Photo: Gururaja K V

Global Climate Models (GCMs) are mathematical models to understand and predict the Earth’s climate by projecting the real-world processes over time. These simulation tools help to predict future climate variables that will be useful to develop sustainable long, medium and short-term water resource planning strategies. A new study by a team of scientists - Prof. D. Nagesh Kumar from the Indian Institute of Science, Bangalore and Prof. K. Srinivasa Raju from BITS-Pilani, Hyderabad campus, has analyzed numerous available GCMs to choose the best that would be applicable in the Indian context. Such analysis helps in developing the best resource planning strategies and the best climate models that can be used for localized needs.

Clustering is a method of grouping a set of objects or data points according to similarity, and then extracting information from this data set to a logical structure. The researchers employed various statistical tools to group 36 GCMs from Coupled Model Intercomparison Project Phase 5 (CMIP5) database with reference to maximum temperature (MAXT), minimum temperature (MINT) and the combination of maximum and minimum temperature (COMBT) in India. CMIP5 aims to provide a framework for how to conduct coordinated climate change experiments during the next five years. Assessment of these temperature related variables is essential because they are instrumental in managing the hydrological cycle.

Clustering of GCMs is important because most of them use similar numerical schemes, parameterizations, or are developed by the same agency. “Cluster analysis helped to suggest representative GCM instead of a number of GCMs which are similar,” explains Prof. Raju. Clustering of data is done by K-Means clustering followed by obtaining the optimal clusters of GCMs wherein the GCMs are optimally divided between the clusters. K-means clustering is a statistical method to partition ‘n’ number of observations into ‘k’ number of clusters based on attributes of the observation. Each observation is allotted to a cluster that has a mean value closer to the observation.

The researchers then applied cluster validation methods like Davies–Bouldin Index (DBI) and F-statistic to measure the quality of the chosen group and determine the optimal number of clusters of GCMs. They observed that most of the GCMs are similar and found that the optimum cluster was 3 for MAXT and 2 each for MINT and COMBT. Based on these, an ensemble of GCMs was suggested.

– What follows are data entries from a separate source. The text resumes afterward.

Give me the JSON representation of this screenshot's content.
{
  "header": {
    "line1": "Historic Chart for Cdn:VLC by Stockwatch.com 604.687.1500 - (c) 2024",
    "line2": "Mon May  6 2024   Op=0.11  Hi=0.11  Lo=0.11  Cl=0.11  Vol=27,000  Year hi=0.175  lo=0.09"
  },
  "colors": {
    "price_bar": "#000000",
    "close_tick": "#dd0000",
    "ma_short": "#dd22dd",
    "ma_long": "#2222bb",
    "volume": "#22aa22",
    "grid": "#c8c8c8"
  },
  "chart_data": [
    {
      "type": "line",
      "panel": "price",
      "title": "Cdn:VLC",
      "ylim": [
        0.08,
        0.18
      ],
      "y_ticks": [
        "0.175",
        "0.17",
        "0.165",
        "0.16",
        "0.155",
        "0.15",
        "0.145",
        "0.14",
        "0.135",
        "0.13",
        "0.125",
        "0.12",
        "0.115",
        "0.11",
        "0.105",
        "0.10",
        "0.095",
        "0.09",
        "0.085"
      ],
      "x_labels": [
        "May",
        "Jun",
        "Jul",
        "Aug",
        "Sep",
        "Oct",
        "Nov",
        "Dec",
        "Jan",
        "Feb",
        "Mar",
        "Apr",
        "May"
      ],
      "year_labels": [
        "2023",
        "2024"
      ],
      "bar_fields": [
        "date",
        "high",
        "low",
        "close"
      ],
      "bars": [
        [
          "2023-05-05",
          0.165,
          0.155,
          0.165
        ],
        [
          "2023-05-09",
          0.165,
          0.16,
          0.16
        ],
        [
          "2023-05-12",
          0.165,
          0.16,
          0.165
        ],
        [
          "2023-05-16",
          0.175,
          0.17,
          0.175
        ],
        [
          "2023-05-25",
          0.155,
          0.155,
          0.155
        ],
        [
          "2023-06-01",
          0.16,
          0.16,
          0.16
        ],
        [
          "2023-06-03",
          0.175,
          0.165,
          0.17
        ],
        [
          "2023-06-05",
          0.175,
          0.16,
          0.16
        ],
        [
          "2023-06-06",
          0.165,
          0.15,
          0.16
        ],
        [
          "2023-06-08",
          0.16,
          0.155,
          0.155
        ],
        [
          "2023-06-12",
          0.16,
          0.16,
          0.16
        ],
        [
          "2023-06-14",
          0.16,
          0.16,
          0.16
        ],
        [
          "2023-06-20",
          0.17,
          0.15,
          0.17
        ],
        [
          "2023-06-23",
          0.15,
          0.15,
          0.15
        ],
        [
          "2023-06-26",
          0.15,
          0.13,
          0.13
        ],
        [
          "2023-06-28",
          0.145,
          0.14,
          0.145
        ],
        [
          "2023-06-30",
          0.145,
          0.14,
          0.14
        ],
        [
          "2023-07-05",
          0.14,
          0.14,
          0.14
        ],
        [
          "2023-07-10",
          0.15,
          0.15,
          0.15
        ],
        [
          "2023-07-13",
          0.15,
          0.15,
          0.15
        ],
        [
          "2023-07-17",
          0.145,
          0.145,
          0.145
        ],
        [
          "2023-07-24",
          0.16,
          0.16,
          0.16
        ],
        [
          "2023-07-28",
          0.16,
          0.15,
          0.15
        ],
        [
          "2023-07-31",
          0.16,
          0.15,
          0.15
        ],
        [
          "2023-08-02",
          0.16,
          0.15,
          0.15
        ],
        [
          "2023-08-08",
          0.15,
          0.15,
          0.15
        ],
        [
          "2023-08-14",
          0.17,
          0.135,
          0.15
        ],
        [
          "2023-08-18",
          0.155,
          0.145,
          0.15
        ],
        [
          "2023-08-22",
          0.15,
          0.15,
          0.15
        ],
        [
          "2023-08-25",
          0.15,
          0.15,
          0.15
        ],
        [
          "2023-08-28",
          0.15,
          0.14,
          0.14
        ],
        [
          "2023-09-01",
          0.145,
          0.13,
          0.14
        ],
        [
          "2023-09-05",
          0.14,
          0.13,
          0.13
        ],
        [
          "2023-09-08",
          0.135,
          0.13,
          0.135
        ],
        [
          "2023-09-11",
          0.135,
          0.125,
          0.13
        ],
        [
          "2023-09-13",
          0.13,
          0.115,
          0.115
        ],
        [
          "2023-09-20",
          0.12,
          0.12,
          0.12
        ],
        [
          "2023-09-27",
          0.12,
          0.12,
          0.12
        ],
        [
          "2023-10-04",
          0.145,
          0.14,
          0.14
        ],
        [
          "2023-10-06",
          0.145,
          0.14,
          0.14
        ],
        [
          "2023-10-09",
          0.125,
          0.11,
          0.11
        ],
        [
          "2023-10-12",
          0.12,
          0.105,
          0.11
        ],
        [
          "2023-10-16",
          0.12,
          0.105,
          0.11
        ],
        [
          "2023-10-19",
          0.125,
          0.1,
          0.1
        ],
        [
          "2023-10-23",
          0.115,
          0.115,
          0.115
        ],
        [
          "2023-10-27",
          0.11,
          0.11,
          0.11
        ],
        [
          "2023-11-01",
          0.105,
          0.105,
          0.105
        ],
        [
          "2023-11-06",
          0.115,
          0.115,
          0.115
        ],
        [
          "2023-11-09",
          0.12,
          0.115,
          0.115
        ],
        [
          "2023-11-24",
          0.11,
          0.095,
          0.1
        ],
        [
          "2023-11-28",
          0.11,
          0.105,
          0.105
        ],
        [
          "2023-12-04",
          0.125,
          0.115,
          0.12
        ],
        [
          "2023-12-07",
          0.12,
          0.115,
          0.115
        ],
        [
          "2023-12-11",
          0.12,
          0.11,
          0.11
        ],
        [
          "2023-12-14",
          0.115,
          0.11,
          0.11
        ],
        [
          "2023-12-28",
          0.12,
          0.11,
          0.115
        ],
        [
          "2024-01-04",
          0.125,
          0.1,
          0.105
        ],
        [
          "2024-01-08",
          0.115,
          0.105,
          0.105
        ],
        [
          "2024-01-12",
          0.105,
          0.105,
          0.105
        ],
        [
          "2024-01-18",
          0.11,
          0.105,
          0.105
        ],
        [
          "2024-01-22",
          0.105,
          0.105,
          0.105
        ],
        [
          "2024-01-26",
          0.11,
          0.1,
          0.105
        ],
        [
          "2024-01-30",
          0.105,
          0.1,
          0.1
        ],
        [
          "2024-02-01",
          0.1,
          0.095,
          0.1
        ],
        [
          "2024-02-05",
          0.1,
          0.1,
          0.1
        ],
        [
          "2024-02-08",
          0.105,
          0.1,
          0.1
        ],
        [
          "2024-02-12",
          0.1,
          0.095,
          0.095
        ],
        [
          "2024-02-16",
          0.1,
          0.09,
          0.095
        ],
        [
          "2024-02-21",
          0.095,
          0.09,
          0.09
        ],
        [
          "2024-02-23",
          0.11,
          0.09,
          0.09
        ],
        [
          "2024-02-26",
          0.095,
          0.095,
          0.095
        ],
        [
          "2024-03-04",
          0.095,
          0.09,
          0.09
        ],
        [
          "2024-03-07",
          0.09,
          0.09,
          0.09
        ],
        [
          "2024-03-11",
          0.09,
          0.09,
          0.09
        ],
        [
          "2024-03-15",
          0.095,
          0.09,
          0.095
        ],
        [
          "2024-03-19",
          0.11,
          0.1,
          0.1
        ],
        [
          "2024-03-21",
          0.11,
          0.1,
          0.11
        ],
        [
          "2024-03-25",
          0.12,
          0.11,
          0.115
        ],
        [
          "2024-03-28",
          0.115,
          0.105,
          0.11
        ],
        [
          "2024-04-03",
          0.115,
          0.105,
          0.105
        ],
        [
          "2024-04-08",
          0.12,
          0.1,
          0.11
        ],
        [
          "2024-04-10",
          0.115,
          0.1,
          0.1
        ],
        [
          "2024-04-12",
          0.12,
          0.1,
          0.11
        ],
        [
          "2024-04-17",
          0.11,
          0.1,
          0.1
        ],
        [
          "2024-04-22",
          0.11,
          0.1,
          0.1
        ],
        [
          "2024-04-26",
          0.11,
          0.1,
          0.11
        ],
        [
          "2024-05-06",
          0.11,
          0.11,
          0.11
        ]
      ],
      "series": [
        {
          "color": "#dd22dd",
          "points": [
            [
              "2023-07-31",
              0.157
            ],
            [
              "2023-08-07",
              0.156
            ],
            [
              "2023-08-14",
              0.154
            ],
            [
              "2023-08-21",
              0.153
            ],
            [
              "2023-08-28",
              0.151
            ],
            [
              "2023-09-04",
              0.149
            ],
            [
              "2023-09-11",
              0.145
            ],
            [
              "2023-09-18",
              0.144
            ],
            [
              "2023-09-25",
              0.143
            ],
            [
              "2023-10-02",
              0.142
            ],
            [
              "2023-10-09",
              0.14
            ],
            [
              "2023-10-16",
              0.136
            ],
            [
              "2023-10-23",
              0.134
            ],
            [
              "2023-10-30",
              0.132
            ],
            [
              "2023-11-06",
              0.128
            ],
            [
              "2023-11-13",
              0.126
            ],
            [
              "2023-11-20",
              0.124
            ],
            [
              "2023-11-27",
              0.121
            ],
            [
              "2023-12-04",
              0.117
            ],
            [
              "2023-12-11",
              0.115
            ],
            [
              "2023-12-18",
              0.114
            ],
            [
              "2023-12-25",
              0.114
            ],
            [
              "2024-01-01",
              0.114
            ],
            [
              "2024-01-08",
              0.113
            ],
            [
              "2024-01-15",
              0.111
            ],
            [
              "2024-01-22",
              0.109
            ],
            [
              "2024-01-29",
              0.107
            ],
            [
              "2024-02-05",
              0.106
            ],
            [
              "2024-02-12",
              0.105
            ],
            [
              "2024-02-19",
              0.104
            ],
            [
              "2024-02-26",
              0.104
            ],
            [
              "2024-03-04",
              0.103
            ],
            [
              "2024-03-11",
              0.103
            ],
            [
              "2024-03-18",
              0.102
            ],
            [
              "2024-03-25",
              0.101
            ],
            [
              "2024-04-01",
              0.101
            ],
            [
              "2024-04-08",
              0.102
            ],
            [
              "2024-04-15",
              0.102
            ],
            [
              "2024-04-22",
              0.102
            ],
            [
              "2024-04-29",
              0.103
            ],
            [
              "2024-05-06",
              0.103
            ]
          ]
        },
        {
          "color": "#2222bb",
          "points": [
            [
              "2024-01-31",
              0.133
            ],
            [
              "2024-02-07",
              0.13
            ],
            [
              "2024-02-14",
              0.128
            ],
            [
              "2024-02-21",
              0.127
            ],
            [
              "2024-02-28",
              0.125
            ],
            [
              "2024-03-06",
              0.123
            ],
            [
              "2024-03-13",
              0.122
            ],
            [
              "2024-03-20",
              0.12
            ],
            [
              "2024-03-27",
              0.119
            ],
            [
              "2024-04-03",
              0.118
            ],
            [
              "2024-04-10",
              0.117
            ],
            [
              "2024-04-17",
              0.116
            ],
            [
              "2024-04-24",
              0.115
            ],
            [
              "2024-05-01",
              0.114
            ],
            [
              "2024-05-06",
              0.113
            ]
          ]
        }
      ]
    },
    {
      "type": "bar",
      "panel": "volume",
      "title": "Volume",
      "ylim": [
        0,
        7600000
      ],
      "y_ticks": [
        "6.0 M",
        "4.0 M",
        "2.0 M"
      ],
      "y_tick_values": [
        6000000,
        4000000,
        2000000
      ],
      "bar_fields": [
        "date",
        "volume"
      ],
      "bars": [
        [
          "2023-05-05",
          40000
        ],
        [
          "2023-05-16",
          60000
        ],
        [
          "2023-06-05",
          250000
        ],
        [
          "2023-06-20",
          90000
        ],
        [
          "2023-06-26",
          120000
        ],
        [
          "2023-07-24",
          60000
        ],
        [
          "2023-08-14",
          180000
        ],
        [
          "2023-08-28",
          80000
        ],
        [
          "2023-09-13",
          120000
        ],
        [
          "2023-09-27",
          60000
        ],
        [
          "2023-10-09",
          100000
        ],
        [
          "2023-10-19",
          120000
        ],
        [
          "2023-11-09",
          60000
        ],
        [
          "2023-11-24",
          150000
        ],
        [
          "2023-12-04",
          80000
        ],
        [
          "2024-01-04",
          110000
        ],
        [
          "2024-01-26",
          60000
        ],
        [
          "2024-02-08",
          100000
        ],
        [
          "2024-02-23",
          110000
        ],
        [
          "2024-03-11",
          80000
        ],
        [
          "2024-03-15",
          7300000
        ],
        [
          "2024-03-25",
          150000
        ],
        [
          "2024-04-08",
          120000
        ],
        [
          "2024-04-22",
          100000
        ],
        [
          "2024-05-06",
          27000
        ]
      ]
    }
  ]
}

In India, climate studies based on temperature are lesser than studies that rely on precipitation patterns. This study is the first to employ K-Means cluster analysis for choosing an ensemble of Global Climate Models for Indian climate. “The present methodology, in our opinion is the first of its kind where global climate models were clustered seamlessly using twin modeling structures: First modeling structure is based on K-Means cluster analysis to cluster the GCMs whereas second modeling structure is related to Cluster validation techniques such as Davies- Bouldin index and F-Statistic to determine optimal clusters of GCMs,” says Prof. Nagesh Kumar. The ease with which the methodology can be applied and replicated makes this important study a pivot for future endeavors on climate impact assessment studies.

Water scarcity in various parts of the country, especially for clean, drinking water, confirms the need for efficient hydrological modeling applications like rainfall-runoff modeling studies. The inferences drawn from this study will make a remarkable turnover in the current water conservation strategies. “The ensemble of Global Climate Models chosen for different situations can help in efficient reservoir design, drinking water requirements, etc. which helps the public as a whole”, concludes Prof. Nagesh Kumar.